  2. Silk, J. "Will we ever know what dark matter is?", Cosmos on Nautilus, February 2017. A fairly typical article, by an Oxford cosmologist.
  3. A graph of the brightness of a supernova over time will show a characteristic decay curve. There is an observed change in the rate of this decay with distance, for a particular sub-group of supernovæ known as Type 1A, which are assumed to decay at a standardised rate proportional to their brightness.
  4. Moffat, J. W. "Reinventing Gravity". 288p hardcover, 24cm. Smithsonian, 2008.
  5. Wolf, E. "Non-cosmological redshifts of spectral lines", Nature 326 p363-365, March 1987.
  6. Jastrzebski, W. J. "Gravitation Demystified" (unpublished thesis in progress). RationalWiki, 2011.
  7. Lerner, E. J., Falomo, R., Scarpa, R. "UV surface brightness of galaxies from the local universe to z ~5", Int. J. Mod. Phys.
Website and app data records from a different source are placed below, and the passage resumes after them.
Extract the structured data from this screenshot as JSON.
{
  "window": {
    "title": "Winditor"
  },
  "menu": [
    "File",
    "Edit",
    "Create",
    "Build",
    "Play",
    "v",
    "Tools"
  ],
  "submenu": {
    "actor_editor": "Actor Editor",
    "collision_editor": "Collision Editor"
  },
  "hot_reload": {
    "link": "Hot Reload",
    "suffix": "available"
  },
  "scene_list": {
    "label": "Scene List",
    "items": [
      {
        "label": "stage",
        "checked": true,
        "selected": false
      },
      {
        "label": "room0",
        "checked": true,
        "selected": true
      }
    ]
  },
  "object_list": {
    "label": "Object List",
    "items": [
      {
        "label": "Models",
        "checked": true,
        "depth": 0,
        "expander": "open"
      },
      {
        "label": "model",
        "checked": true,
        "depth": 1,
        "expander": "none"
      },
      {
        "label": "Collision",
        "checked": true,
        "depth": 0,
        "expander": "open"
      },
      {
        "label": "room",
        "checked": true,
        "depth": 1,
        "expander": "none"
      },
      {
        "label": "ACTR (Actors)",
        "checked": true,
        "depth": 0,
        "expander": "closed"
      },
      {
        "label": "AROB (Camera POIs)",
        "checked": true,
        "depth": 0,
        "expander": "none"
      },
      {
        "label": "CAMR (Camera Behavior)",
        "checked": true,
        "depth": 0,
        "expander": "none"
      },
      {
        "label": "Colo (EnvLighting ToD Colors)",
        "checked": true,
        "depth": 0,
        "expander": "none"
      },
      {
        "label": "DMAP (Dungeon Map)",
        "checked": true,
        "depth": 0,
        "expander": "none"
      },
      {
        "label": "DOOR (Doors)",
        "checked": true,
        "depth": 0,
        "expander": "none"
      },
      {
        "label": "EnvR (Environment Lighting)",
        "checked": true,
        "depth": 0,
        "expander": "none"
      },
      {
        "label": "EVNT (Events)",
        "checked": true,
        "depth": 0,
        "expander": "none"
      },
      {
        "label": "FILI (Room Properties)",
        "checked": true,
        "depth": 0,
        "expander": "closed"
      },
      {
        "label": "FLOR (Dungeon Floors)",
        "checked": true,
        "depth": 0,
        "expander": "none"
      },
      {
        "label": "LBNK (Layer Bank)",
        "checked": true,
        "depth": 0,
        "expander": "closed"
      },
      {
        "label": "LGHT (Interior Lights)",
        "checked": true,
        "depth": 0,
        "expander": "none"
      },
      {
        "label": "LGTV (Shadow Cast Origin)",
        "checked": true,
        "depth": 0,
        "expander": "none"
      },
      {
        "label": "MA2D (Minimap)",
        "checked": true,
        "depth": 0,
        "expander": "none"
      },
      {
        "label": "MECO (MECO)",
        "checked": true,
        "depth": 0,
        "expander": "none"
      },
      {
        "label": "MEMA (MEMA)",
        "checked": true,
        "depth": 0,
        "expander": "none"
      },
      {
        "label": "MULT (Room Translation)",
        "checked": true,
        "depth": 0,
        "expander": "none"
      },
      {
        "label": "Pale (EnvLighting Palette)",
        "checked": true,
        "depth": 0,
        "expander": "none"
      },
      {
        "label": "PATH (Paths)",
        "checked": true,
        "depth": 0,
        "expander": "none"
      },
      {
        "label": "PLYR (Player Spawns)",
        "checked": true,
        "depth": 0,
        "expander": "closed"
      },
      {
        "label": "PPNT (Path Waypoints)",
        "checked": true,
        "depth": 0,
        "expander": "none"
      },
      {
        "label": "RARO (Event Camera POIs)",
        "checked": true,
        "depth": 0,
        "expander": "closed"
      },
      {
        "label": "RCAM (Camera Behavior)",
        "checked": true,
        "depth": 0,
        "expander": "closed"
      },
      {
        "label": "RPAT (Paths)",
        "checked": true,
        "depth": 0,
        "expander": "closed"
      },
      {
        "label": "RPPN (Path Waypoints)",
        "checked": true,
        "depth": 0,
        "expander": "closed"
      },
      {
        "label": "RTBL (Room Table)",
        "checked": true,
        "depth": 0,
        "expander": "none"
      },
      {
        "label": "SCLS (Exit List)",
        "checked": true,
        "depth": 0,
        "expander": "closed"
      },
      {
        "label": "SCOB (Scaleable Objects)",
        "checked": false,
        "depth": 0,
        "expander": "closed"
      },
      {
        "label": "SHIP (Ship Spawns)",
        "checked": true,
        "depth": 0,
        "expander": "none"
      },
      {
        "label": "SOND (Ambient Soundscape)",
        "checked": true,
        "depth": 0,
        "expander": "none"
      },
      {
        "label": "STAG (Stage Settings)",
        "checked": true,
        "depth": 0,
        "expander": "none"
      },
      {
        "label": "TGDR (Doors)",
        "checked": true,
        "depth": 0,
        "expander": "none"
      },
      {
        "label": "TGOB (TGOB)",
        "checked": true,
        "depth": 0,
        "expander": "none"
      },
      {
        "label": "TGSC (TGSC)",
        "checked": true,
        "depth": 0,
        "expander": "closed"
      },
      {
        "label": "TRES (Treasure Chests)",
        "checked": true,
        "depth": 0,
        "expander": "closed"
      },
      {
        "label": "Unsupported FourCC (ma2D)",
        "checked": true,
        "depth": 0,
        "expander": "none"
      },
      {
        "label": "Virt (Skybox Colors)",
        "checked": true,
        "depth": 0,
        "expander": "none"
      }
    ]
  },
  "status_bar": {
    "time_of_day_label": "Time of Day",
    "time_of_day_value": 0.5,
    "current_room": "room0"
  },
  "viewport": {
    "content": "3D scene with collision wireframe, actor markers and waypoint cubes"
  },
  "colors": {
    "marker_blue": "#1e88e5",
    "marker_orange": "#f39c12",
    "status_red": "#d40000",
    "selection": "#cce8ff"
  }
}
D, 23:6, 1450058, May 2014. DOI 10.1142/S0218271814500588.
  8. Lerner, E. J. "Evidence for a Non-Expanding Universe: Surface Brightness Data From HUDF", AIP Conf. Proc. 822 p60-74, March 2006.
  9. Lerner, E. J. "Plasma Model of the Microwave Background", Laser and Particle Beams 6 p456-469, 1988.
  10. Lerner, E. J. "Radio Absorption by the Intergalactic Medium,", ApJ 361 p63-68, Septemper 1990.
  11. Bostick, W. H., "Experimental Study of Plasmoids", Electromagnetic Phenomena in Cosmical Physics, Proceedings from IAU Symposium no. 6, ed. Lehnert, B. p87. Cambridge University Press, 1958.
  12. Peratt, A. L.; Green, J. C., "On the evolution of interacting, magnetized, galactic plasmas". Astrophysics and Space Science 91:1 p19-33, March 1983.
  13. Pietronero, L.; Coleman, P. H. "The fractal structure of the universe", Physics Reports 213:6 p311-389, May 1992.
  14. Manuel, O. List of papers.

"The discovery of truth is prevented more effectively, not by the false appearance things present and which mislead into error, not directly by weakness of the reasoning powers, but by preconceived opinion." - Schopenhauer, Counsels and Maxims, Vol. II.